19:50 GMT +319 September 2019
Listen Live
    Boeing 787-8 Dreamliner

    New Safety Concerns Worth Millions Plague Boeing 787 Dreamliner - Reports

    CC BY 2.0 / Tim Wang / Boeing 787-8 "Dreamliner" N787BX
    US
    Get short URL
    12173
    Subscribe

    On Sunday the US Federal Aviation Administration announced there was a new problem with Boeing’s 300 grounded 737 MAX jets, warning it could lead to the aircraft being damaged during flight.

    Boeing is making headlines again, as just two days after the Federal Aviation Administration announced a new problem with the company's 300 grounded 737 MAX jets, the DailyMail.com has disclosed that the US aerospace company has been handed new Airworthiness Directives by regulators.

    The latter pertain to identified safety flaws in Boeing's 787 jets — the company's so-called Dreamliner.


    According to the FAA, the wheels of the recently launched 787-9 and 787-8 “could be susceptible to damage, resulting in a loss of braking on one main landing gear truck, loss of nose wheel steering and loss of directional control on the ground when below rudder effectiveness speed.”

    According to FAA estimates, ensuing repairs to rectify the revealed safety concern will cost operators over $5 mln.

    The directive is effective 6 June and affects an estimated 87 airplanes on the US registry.

    Airlines are also required to conduct detailed inspections of particular parts in all of the 787s in their fleets, following reports of damage potentially causing dangerous hydraulic leakage in the event of lightning strikes.

    DailyMail.com cites a statement by Boeing spokesman Paul Bergman, who said:

    “Boeing works closely with the FAA to monitor the fleet for potential safety issues and take appropriate actions. This is a continuous and ongoing process.”

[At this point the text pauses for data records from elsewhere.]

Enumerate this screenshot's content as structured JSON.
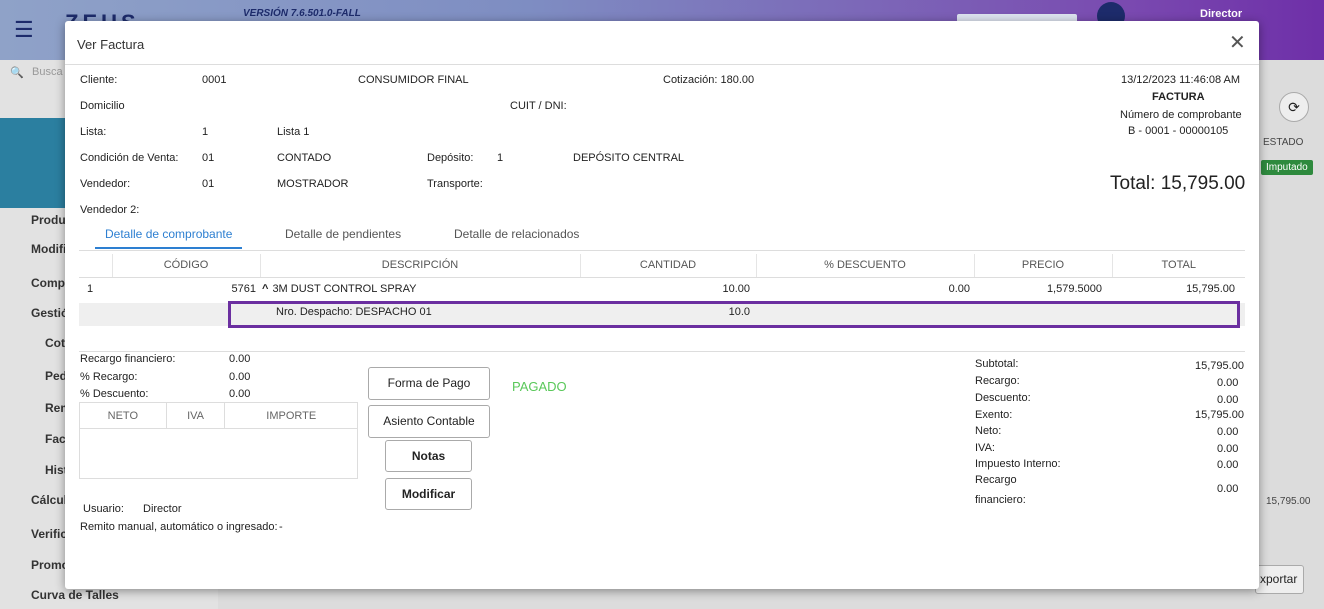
{
  "background": {
    "version": "VERSIÓN 7.6.501.0-FALL",
    "logo": "ZEUS",
    "user": "Director",
    "sidebar": [
      "Productos",
      "Modificar",
      "Compras",
      "Gestión",
      "Cotizaciones",
      "Pedidos",
      "Remitos",
      "Facturas",
      "Historial",
      "Cálculos",
      "Verificar",
      "Promociones",
      "Curva de Talles"
    ],
    "estado_header": "ESTADO",
    "estado_badge": "Imputado",
    "row_total": "15,795.00",
    "export_label": "xportar",
    "search_placeholder": "Busca",
    "refresh_icon": "refresh-icon"
  },
  "modal": {
    "title": "Ver Factura",
    "close": "✕",
    "header": {
      "cliente_label": "Cliente:",
      "cliente_code": "0001",
      "cliente_name": "CONSUMIDOR FINAL",
      "cotizacion": "Cotización: 180.00",
      "domicilio_label": "Domicilio",
      "cuit_label": "CUIT / DNI:",
      "lista_label": "Lista:",
      "lista_code": "1",
      "lista_name": "Lista 1",
      "condicion_label": "Condición de Venta:",
      "condicion_code": "01",
      "condicion_name": "CONTADO",
      "deposito_label": "Depósito:",
      "deposito_code": "1",
      "deposito_name": "DEPÓSITO CENTRAL",
      "vendedor_label": "Vendedor:",
      "vendedor_code": "01",
      "vendedor_name": "MOSTRADOR",
      "transporte_label": "Transporte:",
      "vendedor2_label": "Vendedor 2:",
      "datetime": "13/12/2023 11:46:08 AM",
      "doc_type": "FACTURA",
      "comprobante_label": "Número de comprobante",
      "comprobante_num": "B - 0001 - 00000105",
      "total": "Total: 15,795.00"
    },
    "tabs": [
      "Detalle de comprobante",
      "Detalle de pendientes",
      "Detalle de relacionados"
    ],
    "columns": [
      "CÓDIGO",
      "DESCRIPCIÓN",
      "CANTIDAD",
      "% DESCUENTO",
      "PRECIO",
      "TOTAL"
    ],
    "row": {
      "index": "1",
      "codigo": "5761",
      "toggle": "^",
      "descripcion": "3M DUST CONTROL SPRAY",
      "cantidad": "10.00",
      "descuento": "0.00",
      "precio": "1,579.5000",
      "total": "15,795.00"
    },
    "subrow": {
      "descripcion": "Nro. Despacho: DESPACHO 01",
      "cantidad": "10.0"
    },
    "footer_left": {
      "recargo_fin_label": "Recargo financiero:",
      "recargo_fin": "0.00",
      "pct_recargo_label": "% Recargo:",
      "pct_recargo": "0.00",
      "pct_descuento_label": "% Descuento:",
      "pct_descuento": "0.00",
      "tax_columns": [
        "NETO",
        "IVA",
        "IMPORTE"
      ],
      "usuario_label": "Usuario:",
      "usuario": "Director",
      "remito_label": "Remito manual, automático o ingresado:",
      "remito": "-"
    },
    "buttons": {
      "forma_pago": "Forma de Pago",
      "asiento": "Asiento Contable",
      "notas": "Notas",
      "modificar": "Modificar"
    },
    "status": "PAGADO",
    "status_color": "#5ac85a",
    "totals": [
      {
        "label": "Subtotal:",
        "value": "15,795.00"
      },
      {
        "label": "Recargo:",
        "value": "0.00"
      },
      {
        "label": "Descuento:",
        "value": "0.00"
      },
      {
        "label": "Exento:",
        "value": "15,795.00"
      },
      {
        "label": "Neto:",
        "value": "0.00"
      },
      {
        "label": "IVA:",
        "value": "0.00"
      },
      {
        "label": "Impuesto Interno:",
        "value": "0.00"
      }
    ],
    "recargo_fin_total_label_1": "Recargo",
    "recargo_fin_total_label_2": "financiero:",
    "recargo_fin_total": "0.00",
    "accent_color": "#2d7fd1",
    "highlight_color": "#6b2fa0"
  }
}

    He added issues had “been resolved with system improvements that have been incorporated into production of all 787 models.”

    READ MORE: Boeing 737 MAX Could Stay Grounded for at Least 2 Months Amid Scandal — Reports

    Operators are compelled by the new FAA directives to make required repairs on affected aircraft already in use in their fleets.

    According to the Boeing spokesman, the directives “align with recommendations that the company had issued in two separate service bulletins to operators”.

    The 787 “Dreamliner” is flown by 72 major airlines around the world, including British Airways and TUI Airways.

    Boeing recently announced it was expanding to 235 new routes, and referred to its 787 Dreamliner fleet as an “industry leader”, the largest of which can fly 330 passengers internationally.

    The new directives come as an additional blow to the beleaguered company.

    On Sunday the US Federal Aviation Administration announced a new problem with some parts used in the Boeing 737 MAX and NG planes.

    Up to 148 leading edge slat tracks made by a Boeing sub-tier supplier may have been improperly manufactured, necessitating the upgrading of 133 NG and 179 MAX aircraft worldwide. The FAA said that it will require their replacement.

    Boeing has been struggling to get their global fleet of 737-MAX jets back in the air after months of grounding in the wake of two fatal crashes, with still no fix in sight.

    The company’s most popular jet was grounded in March after a fatal Ethiopian Airlines crash that closely followed the crash of a Lion Air flight in Indonesia in October.

    Both crashes left no survivors, racking up a casualty list of 346 people.

    Related:

    Boeing Building Massive Sub-Hunting, Nuke-Launching Undersea Drone - Reports
    Boeing 737 En Route to Berlin Makes Emergency Landing at Moscow Airport - Source
    Chinese Airline Demands Compensation From Boeing for Grounding 737 MAX - Reports
    Boeing 737 MAX Could Stay Grounded for at Least 2 Months Amid Scandal - Reports
    Tags:
    Ethiopian Airlines, Boeing 737 Max 8, lion air, safety regulations, flaws, Boeing, Boeing 787-9 Dreamliner, TUI Group, Federal Aviation Administration (FAA), The Boeing Co, British Airways, Boeing, United States
    Community standardsDiscussion
    Comment via FacebookComment via Sputnik